A dental bridge is used to replace a missing tooth or teeth. It is used to “bridge” the gap between teeth by suspending a false tooth between two strong teeth. A missing tooth can potentially cause shifting of the teeth surrounding the gap and potentially loss of the tooth above the missing space. With changes to your bite occurring, the shape of your face may also start to change. it may distort your jaw alignment or cause speech impairments if the tooth or teeth are missing towards the front of your mouth. Dental bridges are an option in maintaining the harmony and function between your teeth and mouth. Compared to the gold standard option of a dental implant, a bridge is the more affordable option, but it can come at the cost of healthy teeth.

Types of dental bridges

There are three types of dental bridges that are commonly used today:

  1. Traditional fixed bridge - This is the most common type of dental bridge, in which porcelain crowns are placed over the two surrounding teeth and used as anchors to hold the false tooth in place. The false tooth is usually made of either porcelain fused to metal or strong ceramics.
  2. Cantilever bridge – A cantilever bridge is used when teeth are present on only one side of the gap. These are used typically in areas of your mouth that doesn’t experience an intense chewing load, such as your front teeth.
  3. Resin-bonded bridge - In a resin-bonded bridge, metal bands are bonded to the surrounding teeth with resin and used to hold a plastic false tooth in place.

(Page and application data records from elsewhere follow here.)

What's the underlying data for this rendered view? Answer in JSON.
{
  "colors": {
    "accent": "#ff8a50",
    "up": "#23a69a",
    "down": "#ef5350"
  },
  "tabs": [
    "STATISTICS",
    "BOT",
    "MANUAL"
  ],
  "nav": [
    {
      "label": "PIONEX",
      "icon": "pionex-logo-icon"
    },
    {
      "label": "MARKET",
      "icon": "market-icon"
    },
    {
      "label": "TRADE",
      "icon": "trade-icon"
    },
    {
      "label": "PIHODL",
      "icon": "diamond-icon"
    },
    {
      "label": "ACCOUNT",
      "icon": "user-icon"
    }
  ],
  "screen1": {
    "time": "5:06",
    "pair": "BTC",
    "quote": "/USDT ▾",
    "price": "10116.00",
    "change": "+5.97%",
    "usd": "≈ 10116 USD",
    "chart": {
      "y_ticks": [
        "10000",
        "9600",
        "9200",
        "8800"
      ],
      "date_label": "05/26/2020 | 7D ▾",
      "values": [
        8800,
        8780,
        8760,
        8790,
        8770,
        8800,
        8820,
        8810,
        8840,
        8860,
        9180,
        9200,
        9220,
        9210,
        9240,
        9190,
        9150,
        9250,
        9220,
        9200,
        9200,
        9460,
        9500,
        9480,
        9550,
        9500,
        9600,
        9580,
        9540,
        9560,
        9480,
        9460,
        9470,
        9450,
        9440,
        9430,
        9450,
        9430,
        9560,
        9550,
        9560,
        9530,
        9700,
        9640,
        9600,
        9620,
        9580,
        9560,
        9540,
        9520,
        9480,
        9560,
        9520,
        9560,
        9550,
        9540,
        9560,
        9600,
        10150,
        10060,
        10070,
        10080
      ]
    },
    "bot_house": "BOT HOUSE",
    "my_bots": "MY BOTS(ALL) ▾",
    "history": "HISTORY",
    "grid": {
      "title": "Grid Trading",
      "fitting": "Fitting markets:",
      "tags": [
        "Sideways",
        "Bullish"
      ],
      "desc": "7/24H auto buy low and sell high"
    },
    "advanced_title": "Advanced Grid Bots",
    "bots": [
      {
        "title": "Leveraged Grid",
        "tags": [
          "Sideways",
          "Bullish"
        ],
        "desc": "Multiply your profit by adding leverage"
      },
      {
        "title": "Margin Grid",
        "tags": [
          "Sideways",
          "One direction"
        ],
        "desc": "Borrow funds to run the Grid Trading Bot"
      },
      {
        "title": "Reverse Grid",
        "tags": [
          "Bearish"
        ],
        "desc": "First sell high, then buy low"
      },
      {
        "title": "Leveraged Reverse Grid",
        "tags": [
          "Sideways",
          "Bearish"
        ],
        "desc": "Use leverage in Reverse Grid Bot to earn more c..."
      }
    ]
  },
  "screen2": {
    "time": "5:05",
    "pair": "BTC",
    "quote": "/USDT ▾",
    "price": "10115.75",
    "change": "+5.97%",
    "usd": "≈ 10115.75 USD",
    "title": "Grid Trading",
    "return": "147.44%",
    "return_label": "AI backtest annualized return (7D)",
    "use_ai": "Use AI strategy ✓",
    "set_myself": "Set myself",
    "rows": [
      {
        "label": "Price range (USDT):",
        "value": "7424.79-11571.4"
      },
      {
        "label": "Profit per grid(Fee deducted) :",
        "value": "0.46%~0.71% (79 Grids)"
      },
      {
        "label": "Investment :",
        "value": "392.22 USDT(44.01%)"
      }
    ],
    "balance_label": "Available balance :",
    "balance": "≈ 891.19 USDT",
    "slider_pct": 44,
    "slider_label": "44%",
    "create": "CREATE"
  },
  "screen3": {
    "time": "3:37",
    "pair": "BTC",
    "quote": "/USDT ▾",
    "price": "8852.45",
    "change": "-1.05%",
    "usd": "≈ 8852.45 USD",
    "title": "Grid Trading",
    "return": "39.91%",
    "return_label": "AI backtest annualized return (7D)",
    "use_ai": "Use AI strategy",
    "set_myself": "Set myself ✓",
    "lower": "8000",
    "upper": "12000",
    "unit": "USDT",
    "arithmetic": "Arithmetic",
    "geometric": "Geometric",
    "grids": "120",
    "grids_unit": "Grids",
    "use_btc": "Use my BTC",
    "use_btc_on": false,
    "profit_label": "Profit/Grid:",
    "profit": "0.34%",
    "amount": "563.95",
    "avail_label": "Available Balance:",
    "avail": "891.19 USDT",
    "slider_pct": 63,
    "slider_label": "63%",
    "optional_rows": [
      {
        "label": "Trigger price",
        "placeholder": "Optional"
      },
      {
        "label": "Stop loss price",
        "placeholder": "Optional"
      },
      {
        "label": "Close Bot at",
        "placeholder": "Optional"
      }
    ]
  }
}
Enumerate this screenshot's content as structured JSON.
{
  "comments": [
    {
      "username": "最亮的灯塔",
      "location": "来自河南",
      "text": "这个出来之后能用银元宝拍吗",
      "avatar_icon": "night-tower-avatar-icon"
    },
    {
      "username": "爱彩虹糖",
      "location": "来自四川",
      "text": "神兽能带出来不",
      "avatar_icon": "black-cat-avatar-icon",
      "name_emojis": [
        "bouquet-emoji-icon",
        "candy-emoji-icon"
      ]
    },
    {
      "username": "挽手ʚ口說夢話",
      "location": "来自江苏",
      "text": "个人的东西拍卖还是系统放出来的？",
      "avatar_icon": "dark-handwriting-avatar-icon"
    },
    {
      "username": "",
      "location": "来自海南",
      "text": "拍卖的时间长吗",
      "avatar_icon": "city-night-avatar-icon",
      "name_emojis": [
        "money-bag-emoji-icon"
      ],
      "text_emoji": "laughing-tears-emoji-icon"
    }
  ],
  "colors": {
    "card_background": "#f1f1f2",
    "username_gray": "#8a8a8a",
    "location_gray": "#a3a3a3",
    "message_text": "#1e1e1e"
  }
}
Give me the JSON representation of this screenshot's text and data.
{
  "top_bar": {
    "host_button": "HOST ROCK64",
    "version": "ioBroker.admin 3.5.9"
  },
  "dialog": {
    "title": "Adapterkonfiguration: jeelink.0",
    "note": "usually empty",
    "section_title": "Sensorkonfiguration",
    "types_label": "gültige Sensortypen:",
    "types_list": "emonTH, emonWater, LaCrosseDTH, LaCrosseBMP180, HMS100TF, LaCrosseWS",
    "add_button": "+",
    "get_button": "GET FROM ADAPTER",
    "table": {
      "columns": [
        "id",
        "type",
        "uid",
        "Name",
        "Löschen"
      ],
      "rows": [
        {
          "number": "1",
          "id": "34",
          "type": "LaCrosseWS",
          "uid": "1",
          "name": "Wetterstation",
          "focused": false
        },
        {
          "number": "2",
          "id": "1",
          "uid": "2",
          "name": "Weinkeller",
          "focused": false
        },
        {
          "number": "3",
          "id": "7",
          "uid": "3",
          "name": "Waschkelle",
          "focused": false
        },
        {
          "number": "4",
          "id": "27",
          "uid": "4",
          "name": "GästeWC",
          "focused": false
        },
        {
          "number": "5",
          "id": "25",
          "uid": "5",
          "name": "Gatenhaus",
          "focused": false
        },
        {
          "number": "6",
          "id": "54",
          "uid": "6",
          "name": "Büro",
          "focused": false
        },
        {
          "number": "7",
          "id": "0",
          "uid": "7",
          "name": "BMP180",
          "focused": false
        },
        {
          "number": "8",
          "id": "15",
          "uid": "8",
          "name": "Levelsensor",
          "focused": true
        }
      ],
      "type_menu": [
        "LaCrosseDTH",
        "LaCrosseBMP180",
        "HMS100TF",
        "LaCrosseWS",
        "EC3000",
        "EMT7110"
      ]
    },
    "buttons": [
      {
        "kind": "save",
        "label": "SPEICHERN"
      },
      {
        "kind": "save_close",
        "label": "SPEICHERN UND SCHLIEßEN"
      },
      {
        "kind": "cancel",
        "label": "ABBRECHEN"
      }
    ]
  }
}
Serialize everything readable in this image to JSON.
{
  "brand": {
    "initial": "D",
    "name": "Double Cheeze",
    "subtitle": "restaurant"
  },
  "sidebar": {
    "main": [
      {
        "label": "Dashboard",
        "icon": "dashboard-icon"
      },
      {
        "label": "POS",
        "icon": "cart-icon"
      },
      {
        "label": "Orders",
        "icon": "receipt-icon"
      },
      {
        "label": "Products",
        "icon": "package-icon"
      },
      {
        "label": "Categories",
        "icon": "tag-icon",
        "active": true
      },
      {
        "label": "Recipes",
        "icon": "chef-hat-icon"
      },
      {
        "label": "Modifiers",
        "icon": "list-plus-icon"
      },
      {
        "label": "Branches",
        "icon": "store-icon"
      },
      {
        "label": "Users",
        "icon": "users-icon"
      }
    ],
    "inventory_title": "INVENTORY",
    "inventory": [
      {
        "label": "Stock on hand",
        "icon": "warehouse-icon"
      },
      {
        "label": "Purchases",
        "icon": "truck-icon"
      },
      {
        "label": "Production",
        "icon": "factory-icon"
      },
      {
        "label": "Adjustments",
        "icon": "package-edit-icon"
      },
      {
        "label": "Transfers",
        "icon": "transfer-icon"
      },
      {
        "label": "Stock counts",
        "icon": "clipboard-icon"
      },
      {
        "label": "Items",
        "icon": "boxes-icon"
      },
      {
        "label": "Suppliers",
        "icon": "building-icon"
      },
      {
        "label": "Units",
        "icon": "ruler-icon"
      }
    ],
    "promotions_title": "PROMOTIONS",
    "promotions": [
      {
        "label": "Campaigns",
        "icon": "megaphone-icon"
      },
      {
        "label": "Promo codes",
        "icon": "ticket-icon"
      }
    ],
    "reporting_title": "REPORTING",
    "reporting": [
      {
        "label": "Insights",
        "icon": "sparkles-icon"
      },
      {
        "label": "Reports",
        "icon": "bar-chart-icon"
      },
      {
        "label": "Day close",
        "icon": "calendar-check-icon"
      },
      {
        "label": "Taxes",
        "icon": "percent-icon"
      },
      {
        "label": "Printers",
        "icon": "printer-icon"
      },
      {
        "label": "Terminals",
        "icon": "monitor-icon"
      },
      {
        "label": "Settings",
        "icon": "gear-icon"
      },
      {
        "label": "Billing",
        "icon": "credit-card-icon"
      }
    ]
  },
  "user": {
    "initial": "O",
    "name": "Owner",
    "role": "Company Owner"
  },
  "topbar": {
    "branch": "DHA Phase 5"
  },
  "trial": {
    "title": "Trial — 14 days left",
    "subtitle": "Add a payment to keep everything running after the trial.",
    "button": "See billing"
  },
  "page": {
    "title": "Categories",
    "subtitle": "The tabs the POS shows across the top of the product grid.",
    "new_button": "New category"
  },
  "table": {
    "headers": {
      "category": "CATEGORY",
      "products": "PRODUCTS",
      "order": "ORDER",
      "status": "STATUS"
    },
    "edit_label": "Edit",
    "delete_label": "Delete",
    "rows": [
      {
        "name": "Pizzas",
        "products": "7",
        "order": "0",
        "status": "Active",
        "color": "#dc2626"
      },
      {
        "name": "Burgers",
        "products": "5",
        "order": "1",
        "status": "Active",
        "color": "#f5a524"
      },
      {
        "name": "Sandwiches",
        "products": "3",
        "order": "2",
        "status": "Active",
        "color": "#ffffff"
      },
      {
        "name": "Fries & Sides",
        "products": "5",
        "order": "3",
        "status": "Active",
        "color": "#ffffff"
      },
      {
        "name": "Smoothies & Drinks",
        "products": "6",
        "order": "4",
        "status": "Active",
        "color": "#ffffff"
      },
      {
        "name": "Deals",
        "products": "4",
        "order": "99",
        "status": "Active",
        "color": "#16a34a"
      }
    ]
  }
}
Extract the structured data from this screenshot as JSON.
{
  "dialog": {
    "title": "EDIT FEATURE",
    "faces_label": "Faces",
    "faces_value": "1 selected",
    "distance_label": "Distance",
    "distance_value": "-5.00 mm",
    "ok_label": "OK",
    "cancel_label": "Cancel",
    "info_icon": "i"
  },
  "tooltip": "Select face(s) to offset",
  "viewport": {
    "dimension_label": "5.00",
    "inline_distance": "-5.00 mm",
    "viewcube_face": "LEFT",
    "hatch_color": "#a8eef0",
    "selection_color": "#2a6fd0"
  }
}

This type of bridge is typically used in areas of the mouth that undergo less stress, such as the front teeth.

How it's done

A minimum of two visits are required for placing a dental bridge. At the first visit, three important steps are completed. Firstly, the surrounding teeth are prepared to be fitted with a crown. This may include reshaping the tooth so that the crown can fit over it. Secondly, an impression is taken of your teeth which will be sent to a laboratory to prepare the bridge and crown. Finally, the dentist fits your teeth with a temporary bridge to protect them while the bridge is prepared at the laboratory.

At the second visit, the temporary bridge is removed and the new bridge received from the laboratory is fitted and adjusted. Multiple visits may be necessary to check and adjust the fit.